“What I didn’t want to happen was for us to pay the loan down from the sales of the condos and all of a sudden have to refinance the hotel,” Gross said. “I wanted the financing to stay at a certain amount on the hotel. He added that GFI utilized the same loan structure when it acquired the Beekman. “A lot of banks have wrapped their head around this [concept]; it means they’re staying with the loan for longer, but by the time the construction is finished all of the risk is out of the deal anyway and we have cash flow.”
When the deal closed, the buyers celebrated—how else—with burgers from the hotel’s famed Burger Joint (Gross’ burger was Kosher, he noted).
GFI’s partnership with multi-billion-dollar hedge fund Elliott dates back to 2011, and the two firms have a solid appreciation for one another’s strengths in transactions, Gross said. GFI leads development and design and Elliott is responsible for lender and financing decisions. “I opine, but they are the ones who are better positioned to tell me what’s going to happen with the economy over the next couple of years,” Gross said. (Officials at Elliott Management didn’t respond to requests for comment).
The two firms are proving their unique hotel and condo business model works. GFI and Elliott’s Beekman Hotel (at 123 Nassau Street) includes 68 apartments—The Beekman Residences—of which only three remain available for purchase today. In a strained time for luxury condo sales, Gross is often asked how they have been so successful.
“The answer is because we never sell to investors,” Gross said. “If someone comes and says, ‘I want to buy four units,’ well…they’re going to have to find another building to buy them in. I want people to live there or at least spend time there. I don’t want to have a dark building.”
Additionally, GFI’s primary goal is to make his units sellable and to differentiate them from nearby competitors’ product—enter hotel living, complete with room service, housekeeping and hotel amenities.
The Parker condos are being designed by Thomas Juul-Hansen, or Mr. 57th Street, as Gross calls him due to the fact that he “knows the block better than anyone.” The developers expect the 48 units priced between $1.5 and $2.5 million to fly off the shelf, but even if they don’t “you’ll always have people who want to own something in the city,” Gross said.

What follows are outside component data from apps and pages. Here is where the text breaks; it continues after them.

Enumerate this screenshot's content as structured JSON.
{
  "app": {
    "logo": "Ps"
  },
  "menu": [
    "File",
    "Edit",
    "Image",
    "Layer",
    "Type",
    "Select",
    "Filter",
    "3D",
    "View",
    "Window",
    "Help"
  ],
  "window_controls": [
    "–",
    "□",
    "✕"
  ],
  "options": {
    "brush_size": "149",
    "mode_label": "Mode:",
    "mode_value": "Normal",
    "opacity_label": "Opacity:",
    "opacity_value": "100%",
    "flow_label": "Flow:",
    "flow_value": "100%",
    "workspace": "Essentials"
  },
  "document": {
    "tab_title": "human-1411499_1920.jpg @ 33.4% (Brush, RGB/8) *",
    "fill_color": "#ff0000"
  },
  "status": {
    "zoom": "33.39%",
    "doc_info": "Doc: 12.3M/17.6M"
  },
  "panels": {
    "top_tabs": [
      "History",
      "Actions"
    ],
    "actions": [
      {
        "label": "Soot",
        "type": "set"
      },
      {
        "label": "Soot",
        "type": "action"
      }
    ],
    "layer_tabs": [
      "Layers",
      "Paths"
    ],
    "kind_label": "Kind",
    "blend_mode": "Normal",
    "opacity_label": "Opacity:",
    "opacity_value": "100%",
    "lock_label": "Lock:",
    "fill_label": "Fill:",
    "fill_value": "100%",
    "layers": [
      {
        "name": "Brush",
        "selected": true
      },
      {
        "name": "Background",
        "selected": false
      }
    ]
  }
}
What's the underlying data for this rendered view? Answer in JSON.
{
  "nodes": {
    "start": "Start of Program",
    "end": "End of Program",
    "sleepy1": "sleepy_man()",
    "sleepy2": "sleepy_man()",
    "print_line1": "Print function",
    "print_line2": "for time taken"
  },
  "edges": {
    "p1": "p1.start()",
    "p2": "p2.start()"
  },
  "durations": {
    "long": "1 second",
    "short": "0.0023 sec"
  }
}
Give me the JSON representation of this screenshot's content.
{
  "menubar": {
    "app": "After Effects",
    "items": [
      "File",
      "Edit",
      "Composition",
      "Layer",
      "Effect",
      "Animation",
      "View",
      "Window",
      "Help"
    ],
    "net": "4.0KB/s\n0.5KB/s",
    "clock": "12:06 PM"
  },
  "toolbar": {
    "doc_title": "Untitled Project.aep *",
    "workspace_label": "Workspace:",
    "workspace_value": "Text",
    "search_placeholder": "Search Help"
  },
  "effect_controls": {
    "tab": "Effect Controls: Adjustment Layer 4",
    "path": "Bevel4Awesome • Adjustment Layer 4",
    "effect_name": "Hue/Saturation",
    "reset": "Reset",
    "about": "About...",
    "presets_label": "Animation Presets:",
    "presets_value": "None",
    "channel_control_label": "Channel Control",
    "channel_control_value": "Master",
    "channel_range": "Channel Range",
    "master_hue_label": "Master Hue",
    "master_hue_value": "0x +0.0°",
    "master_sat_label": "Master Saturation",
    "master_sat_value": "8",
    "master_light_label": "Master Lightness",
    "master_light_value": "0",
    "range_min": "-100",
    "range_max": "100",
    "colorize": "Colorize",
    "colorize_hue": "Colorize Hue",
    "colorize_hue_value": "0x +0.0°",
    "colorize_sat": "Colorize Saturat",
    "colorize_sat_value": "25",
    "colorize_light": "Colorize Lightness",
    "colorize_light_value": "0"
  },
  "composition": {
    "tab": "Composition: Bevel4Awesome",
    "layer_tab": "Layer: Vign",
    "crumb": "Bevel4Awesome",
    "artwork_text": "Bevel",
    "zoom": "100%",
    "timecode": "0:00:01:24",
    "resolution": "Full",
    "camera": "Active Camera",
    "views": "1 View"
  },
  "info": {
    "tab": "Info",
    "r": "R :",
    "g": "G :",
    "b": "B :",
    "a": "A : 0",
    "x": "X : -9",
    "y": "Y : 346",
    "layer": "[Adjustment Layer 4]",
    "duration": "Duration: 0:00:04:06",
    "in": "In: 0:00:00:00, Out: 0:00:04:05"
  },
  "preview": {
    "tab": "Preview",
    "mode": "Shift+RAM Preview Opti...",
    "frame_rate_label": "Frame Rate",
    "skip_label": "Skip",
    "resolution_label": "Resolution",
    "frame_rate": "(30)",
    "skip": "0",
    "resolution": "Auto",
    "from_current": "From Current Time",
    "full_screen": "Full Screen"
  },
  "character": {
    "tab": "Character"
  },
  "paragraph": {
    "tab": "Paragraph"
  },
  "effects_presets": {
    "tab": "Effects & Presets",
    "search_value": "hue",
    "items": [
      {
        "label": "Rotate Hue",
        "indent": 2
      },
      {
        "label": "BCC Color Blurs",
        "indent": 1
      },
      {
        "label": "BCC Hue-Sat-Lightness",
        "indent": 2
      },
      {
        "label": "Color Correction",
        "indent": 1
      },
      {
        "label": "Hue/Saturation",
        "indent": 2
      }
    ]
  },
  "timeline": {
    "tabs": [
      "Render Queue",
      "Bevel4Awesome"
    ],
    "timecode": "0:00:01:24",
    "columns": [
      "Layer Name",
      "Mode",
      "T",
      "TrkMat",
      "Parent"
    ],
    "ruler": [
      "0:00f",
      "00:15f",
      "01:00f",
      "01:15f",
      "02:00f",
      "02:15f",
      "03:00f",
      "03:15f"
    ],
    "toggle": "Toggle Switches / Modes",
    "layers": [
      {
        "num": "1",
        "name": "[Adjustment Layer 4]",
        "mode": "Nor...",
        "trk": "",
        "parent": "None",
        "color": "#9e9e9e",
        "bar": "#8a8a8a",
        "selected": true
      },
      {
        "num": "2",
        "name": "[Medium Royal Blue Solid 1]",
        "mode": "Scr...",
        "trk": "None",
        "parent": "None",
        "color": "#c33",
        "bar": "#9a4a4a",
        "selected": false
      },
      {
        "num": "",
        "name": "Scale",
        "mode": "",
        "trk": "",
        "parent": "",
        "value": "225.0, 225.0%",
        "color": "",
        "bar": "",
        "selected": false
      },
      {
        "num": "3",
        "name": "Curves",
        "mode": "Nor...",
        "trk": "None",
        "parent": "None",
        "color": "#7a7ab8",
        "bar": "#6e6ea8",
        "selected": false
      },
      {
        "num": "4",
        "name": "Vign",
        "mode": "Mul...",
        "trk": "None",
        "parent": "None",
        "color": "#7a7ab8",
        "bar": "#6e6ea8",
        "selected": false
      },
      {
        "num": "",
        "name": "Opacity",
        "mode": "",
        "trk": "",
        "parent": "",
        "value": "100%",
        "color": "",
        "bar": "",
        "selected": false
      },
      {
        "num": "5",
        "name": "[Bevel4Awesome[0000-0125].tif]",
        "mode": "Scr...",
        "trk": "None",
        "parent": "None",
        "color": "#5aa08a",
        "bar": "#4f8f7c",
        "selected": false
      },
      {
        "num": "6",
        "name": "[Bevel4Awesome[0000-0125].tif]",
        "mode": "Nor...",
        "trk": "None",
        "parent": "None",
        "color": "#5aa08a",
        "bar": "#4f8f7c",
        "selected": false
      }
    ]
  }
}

“If you think about Billionaires’ Row, the inventory in that corridor is ultra luxury, high-price-tag apartments that don’t start anywhere close to $1.5 billion, so selling apartments at that price point that could potentially be put back into the hotel key count when not being used is a differentiator from the condo perspective because they are lower priced product in the same location; there is really nothing else like this product in that area,” Stolly said.
With the inclusion of the condos, the Parker’s number of hotel rooms will be reduced to 630, further broken down into two hotels; a 500-key four-star hotel and a 130-key four-and-a-half-star hotel. The latter component will have a more luxurious feel and feature higher-end features and separate floors, check-in desks and elevators. “That will help us build the rate and also give people something interesting,” Gross explained.
The Parker New York also has personal sentimental significance for the GFI CEO.
“I remember during the days I used to date—which was yesterday [laughs]—we used to go there for drinks, that’s where we always ended up,” he said. Gross was attending New York University’s law school at night—starting in 1977—and the hotel was a convenient place to stop for a cocktail. “You either went to the Parker or the Plaza, we worked that whole area. To me, it brings back my past—but now we’re taking it forward from the 1980s to 2019.”
As for the redevelopment, this year is the most important to Gross, because it’s the year that nothing physically happens, but rather the year of planning and design before construction begins in 2020. “We just gave birth, and we have to appreciate this baby and hug it and smile on it a little bit—and then we’re ready to begin,” he said.
Additional reporting by Nicholas Rizzi.